Studio 54 in Manhattan was the place to be if you were a celebrity in the late 1970s. It not only redefined the nightclub, but also came to symbolize an entire era. Co-owners Ian Schrager and Steve Rubell, two friends from Brooklyn, seemed to come out of nowhere to suddenly preside over a new kind of New York society that saw the likes of Andy Warhol, Elizabeth Taylor
, Elton John
, Robin Williams
, Al Pacino
and Mick Jagger
enter the blacked-out doors, to name just a few.
It offered dancing, alcohol and disco music, but much, much more, including drugs and sex, with mattresses available in the basement. The place was so popular that crowds outside blocked the streets, with people hoping to get in or to catch a glimpse of celebrities.
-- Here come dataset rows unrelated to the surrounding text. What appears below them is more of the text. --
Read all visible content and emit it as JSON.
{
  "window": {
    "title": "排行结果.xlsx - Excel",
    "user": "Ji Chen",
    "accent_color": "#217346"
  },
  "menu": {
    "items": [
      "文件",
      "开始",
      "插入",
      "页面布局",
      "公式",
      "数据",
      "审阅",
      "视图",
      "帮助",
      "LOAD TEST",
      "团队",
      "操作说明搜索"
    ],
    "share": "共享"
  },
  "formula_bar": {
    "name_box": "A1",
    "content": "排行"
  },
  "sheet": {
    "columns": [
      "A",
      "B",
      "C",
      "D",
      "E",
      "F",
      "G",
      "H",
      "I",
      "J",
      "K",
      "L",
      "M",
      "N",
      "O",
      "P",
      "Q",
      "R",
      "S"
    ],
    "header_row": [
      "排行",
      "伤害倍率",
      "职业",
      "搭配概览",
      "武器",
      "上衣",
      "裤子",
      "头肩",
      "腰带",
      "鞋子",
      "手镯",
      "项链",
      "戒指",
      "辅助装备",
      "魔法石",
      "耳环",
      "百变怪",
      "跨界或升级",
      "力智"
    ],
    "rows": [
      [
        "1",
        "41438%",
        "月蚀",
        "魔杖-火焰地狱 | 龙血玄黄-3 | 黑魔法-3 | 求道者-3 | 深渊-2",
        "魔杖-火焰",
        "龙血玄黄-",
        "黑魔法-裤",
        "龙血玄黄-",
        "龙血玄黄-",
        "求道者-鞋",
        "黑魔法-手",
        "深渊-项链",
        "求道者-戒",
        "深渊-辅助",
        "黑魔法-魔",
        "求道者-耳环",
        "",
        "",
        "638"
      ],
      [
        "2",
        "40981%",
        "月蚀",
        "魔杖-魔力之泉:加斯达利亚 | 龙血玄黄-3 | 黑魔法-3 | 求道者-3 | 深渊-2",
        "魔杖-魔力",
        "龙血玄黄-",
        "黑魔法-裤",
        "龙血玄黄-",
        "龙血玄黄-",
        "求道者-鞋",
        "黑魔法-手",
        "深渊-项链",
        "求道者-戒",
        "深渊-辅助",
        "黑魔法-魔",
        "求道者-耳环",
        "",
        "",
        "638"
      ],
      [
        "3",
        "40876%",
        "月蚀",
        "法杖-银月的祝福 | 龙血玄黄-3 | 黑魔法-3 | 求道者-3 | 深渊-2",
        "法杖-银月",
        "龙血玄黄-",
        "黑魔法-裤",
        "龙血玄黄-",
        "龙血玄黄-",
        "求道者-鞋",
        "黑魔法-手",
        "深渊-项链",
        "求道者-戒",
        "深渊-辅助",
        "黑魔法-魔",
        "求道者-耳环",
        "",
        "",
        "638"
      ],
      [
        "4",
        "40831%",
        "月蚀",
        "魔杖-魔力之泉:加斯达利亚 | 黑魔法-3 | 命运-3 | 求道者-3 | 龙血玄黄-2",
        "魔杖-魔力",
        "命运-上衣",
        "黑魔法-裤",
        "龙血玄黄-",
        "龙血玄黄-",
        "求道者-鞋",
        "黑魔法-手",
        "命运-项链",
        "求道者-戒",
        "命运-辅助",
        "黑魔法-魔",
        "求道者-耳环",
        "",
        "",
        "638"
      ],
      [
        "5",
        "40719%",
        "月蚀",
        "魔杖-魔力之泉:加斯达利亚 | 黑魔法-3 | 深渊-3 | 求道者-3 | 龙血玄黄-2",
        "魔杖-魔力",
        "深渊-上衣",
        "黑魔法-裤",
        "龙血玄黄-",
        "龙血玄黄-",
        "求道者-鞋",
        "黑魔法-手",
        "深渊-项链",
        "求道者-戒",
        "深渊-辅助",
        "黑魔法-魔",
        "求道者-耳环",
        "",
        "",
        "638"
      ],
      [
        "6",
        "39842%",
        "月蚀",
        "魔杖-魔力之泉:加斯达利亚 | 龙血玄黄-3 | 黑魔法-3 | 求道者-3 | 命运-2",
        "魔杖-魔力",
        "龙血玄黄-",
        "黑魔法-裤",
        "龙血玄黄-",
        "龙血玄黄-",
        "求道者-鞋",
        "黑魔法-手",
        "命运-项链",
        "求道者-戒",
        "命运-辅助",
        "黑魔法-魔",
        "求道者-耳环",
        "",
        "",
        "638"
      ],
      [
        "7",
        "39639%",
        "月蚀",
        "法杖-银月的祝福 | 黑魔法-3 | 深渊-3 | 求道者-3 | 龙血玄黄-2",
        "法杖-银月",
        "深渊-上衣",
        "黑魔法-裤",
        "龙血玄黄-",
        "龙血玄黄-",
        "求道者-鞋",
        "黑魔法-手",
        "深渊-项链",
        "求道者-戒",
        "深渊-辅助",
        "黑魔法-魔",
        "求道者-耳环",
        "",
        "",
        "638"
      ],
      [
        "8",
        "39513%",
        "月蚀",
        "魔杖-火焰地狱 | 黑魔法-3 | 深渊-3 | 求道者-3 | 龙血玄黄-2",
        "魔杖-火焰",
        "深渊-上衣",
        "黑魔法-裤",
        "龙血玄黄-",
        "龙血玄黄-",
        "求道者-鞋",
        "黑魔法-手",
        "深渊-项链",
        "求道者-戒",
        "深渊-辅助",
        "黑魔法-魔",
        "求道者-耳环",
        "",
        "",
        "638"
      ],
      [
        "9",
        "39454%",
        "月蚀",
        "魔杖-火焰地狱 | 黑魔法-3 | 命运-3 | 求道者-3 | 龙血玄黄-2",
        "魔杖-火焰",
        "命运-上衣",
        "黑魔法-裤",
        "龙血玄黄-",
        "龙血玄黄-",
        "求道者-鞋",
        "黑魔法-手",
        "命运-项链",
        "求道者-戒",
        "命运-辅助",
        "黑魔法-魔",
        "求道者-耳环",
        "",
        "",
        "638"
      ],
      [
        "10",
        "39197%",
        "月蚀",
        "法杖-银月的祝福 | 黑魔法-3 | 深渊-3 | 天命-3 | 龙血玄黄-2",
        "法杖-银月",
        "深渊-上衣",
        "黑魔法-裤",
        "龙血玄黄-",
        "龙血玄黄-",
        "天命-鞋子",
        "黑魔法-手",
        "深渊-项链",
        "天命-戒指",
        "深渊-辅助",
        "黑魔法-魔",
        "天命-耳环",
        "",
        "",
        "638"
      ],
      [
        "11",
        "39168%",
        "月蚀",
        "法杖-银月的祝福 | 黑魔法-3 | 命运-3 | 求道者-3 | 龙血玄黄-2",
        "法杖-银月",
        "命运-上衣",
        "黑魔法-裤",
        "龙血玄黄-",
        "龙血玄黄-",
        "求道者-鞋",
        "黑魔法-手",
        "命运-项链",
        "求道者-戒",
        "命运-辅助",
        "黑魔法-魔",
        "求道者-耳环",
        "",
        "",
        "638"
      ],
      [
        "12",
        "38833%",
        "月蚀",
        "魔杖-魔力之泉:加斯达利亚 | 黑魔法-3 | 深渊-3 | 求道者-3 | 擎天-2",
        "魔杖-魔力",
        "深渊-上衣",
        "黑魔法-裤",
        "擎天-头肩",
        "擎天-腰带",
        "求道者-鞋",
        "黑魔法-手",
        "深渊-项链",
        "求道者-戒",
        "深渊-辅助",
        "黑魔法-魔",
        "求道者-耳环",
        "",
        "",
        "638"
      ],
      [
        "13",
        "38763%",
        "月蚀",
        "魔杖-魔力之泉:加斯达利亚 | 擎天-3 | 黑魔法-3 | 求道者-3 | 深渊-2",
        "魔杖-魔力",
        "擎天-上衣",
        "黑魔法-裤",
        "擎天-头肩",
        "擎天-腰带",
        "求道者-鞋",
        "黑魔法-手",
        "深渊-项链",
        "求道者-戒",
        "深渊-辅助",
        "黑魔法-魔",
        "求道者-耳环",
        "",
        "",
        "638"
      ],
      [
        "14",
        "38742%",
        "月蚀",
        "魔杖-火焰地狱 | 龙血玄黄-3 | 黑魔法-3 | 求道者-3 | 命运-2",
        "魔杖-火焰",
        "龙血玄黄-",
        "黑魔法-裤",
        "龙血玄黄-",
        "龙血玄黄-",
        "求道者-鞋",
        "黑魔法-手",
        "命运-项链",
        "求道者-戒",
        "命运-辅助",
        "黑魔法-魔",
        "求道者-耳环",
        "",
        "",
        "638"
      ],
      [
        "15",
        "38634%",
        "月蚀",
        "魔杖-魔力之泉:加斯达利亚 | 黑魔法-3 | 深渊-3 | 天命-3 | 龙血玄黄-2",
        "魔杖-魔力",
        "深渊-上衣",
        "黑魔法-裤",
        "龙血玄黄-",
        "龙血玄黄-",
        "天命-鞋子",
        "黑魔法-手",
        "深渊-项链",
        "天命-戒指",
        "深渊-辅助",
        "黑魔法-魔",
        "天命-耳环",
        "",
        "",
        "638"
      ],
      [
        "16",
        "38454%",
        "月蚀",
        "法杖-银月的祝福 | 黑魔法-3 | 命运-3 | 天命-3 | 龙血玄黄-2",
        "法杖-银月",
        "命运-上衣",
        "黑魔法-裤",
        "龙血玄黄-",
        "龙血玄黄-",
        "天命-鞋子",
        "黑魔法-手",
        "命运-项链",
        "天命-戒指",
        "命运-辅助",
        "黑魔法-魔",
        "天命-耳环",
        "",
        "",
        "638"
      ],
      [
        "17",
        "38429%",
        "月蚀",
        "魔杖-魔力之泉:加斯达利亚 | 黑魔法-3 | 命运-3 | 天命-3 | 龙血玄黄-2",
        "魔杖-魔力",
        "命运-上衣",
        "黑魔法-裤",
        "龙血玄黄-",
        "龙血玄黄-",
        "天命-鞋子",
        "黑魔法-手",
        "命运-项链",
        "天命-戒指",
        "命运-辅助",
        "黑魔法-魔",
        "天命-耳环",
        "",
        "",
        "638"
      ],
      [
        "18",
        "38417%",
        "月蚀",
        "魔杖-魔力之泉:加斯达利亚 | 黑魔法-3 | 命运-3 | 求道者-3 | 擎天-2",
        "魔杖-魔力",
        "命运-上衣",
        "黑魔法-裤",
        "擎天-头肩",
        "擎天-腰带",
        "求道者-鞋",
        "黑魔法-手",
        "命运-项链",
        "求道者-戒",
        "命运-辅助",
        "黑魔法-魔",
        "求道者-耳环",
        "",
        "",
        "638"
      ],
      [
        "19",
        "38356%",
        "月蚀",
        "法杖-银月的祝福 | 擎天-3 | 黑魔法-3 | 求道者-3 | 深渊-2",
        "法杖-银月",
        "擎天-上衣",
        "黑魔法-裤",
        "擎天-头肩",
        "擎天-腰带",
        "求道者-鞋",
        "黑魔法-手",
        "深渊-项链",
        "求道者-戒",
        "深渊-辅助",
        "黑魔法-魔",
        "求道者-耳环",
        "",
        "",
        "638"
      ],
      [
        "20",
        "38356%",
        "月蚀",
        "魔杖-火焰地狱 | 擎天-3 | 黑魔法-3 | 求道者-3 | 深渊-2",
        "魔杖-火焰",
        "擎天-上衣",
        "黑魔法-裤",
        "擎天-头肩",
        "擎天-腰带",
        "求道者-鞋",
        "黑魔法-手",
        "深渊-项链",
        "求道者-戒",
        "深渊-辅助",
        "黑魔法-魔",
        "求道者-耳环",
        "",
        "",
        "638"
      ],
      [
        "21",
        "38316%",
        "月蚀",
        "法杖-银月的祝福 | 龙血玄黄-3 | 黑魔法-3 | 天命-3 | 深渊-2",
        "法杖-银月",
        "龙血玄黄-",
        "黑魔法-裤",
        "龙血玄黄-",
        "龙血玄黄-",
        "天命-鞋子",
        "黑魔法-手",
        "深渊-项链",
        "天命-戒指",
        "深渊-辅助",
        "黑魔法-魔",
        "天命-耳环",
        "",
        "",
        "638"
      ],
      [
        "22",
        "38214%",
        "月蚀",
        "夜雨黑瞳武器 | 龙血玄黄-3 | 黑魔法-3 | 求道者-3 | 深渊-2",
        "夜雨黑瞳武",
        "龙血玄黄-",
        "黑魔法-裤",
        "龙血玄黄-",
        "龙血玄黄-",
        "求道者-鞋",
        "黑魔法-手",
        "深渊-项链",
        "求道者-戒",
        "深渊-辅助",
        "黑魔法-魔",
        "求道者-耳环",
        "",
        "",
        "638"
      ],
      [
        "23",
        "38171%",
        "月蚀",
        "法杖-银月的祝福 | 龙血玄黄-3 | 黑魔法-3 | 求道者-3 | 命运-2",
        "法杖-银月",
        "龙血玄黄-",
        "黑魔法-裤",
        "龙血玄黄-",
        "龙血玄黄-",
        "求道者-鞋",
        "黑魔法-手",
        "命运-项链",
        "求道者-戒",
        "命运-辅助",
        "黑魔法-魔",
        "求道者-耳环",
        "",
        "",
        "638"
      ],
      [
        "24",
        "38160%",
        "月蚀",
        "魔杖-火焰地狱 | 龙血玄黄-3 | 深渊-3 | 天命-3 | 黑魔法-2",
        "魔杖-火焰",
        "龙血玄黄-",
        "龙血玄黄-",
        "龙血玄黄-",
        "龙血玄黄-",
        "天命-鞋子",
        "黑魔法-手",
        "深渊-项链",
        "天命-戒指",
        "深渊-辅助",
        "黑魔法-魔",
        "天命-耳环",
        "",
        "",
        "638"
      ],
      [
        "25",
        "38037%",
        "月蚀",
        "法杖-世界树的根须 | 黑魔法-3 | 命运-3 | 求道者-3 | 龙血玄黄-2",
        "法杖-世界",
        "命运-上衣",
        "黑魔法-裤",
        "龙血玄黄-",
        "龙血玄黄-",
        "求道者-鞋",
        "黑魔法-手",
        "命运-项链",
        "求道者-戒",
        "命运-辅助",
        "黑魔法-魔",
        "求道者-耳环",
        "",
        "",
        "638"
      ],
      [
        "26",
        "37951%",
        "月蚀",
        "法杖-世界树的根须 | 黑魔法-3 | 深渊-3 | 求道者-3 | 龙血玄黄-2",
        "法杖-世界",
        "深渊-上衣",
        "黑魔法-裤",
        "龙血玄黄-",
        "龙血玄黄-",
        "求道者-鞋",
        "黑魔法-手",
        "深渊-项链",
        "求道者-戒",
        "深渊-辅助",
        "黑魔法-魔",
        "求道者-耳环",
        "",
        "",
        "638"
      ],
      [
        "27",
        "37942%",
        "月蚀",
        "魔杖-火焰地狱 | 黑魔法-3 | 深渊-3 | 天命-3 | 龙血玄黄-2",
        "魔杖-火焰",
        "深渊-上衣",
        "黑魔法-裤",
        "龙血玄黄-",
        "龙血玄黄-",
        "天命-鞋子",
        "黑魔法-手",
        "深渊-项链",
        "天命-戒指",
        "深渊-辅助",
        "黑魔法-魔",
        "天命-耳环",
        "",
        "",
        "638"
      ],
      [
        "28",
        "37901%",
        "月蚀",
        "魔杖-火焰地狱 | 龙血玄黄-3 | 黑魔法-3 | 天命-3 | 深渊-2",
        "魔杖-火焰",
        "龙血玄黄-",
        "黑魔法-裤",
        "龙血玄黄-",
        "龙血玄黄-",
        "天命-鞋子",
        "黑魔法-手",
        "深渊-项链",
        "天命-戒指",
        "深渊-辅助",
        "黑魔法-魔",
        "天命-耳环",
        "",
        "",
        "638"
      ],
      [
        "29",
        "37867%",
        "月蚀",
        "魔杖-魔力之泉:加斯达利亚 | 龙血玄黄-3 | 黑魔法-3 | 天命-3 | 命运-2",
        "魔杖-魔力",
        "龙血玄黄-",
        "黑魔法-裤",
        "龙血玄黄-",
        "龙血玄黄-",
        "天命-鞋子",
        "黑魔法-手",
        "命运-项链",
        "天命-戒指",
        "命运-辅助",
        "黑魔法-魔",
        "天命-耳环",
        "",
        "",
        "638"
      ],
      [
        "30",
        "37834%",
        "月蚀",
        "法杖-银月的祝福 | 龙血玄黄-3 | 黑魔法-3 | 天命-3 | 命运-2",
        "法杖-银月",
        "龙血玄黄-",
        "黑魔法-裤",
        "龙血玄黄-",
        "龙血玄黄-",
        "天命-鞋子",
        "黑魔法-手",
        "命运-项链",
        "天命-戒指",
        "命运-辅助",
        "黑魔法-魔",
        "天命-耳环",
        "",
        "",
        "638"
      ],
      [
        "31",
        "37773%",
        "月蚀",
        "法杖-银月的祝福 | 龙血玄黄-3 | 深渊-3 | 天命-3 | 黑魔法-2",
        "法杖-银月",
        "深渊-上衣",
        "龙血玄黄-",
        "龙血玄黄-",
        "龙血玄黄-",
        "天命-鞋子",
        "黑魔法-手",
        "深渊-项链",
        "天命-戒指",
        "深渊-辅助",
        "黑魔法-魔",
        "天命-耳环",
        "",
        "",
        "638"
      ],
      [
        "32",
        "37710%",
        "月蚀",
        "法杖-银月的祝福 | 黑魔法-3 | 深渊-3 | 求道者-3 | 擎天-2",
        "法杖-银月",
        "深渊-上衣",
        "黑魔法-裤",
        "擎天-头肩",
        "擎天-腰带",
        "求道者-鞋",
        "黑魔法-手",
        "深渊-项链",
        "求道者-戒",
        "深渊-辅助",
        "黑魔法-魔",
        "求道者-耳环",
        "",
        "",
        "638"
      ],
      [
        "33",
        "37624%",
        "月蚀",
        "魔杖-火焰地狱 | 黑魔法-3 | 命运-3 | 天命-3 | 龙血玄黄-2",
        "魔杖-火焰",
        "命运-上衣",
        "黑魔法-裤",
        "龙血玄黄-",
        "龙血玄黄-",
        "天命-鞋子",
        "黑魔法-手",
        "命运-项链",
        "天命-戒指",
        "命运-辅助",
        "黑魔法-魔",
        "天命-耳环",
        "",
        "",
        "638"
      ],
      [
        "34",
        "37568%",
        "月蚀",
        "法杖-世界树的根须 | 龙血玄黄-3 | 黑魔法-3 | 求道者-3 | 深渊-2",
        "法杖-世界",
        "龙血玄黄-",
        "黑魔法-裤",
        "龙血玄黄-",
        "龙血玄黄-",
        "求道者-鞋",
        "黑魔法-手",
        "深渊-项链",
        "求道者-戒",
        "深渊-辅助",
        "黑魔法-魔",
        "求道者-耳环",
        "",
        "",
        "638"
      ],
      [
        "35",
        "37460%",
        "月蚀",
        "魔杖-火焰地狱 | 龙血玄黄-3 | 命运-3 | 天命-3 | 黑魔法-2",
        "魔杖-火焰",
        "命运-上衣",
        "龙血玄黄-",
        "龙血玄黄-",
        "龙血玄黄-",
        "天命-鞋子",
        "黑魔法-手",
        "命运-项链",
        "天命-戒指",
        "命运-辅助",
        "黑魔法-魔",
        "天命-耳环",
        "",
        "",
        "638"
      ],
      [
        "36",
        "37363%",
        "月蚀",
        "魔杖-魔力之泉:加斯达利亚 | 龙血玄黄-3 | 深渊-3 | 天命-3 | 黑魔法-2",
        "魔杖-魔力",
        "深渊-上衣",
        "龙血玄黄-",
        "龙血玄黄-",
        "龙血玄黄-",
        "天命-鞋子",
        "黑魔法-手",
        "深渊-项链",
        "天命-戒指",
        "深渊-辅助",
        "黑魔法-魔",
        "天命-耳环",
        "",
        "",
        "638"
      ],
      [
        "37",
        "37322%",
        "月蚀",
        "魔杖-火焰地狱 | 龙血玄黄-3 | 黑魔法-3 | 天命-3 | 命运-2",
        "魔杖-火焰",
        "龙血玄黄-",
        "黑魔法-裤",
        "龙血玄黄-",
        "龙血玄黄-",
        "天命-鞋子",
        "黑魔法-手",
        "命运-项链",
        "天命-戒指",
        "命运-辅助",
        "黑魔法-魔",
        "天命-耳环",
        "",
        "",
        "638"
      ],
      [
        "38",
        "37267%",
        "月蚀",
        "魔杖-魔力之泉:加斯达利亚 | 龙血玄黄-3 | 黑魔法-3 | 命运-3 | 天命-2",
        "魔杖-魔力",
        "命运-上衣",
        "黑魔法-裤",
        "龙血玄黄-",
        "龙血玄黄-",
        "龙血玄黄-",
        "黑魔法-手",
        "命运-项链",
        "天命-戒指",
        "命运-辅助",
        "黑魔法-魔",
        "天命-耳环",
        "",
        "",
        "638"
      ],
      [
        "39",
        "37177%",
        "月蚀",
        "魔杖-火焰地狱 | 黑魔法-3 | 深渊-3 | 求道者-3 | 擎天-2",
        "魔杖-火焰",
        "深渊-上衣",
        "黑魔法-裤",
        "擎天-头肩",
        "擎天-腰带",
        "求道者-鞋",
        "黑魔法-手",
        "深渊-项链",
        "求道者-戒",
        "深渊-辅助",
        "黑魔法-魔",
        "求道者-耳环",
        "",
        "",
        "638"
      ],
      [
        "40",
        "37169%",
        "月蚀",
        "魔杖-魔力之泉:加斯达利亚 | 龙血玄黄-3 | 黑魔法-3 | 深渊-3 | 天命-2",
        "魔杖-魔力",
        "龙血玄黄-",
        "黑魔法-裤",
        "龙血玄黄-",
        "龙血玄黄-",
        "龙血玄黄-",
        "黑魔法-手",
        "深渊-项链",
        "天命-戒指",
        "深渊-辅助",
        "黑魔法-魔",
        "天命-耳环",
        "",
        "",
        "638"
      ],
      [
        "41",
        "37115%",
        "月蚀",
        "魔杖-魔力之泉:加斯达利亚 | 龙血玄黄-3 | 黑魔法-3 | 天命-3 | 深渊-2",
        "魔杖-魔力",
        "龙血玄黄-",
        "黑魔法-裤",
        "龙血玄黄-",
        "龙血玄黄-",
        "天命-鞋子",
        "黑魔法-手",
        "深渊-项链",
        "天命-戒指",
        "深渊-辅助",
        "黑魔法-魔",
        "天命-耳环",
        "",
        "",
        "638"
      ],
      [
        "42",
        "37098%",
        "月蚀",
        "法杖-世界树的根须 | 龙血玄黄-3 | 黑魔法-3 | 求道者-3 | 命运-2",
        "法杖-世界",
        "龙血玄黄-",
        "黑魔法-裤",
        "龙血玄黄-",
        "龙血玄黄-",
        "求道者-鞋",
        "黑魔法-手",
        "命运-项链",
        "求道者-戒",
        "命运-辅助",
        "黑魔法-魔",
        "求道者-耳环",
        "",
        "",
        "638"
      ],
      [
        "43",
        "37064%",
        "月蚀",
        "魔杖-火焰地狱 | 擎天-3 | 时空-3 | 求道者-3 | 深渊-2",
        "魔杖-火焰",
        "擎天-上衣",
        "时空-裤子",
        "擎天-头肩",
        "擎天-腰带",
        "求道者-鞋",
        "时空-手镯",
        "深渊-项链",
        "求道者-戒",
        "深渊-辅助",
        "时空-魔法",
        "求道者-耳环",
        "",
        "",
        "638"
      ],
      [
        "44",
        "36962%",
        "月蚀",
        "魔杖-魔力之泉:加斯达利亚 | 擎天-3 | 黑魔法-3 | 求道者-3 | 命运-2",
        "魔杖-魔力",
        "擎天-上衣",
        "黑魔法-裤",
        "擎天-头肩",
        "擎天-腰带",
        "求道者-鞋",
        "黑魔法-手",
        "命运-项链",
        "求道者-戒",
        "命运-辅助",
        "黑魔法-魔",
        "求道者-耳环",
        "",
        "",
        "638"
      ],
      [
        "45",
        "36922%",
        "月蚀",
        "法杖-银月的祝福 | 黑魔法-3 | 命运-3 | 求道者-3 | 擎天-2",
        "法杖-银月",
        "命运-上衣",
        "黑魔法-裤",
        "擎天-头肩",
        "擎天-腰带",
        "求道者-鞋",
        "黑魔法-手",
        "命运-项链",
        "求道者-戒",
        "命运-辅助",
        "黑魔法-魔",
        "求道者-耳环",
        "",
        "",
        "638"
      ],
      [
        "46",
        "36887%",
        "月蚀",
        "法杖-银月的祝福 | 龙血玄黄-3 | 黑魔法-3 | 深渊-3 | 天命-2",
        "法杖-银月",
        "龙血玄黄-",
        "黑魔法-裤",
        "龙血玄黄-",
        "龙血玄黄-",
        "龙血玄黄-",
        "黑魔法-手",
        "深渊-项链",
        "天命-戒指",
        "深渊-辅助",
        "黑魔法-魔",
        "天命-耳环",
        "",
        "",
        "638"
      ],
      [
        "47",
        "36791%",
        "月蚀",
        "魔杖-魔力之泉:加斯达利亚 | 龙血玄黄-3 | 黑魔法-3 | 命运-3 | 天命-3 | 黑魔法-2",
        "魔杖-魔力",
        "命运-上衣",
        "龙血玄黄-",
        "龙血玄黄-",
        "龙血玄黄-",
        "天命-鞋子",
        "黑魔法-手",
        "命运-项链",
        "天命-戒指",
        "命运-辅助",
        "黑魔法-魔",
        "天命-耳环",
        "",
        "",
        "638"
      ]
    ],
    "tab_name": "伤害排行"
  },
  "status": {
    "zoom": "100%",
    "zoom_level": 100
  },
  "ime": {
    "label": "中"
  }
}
However, Studio 54 was eventually raided by police, who found bags of cash and drugs in the basement. Now, 39 years after the velvet rope was first slung across the club’s hallowed threshold, a feature documentary tells the real story behind Studio 54.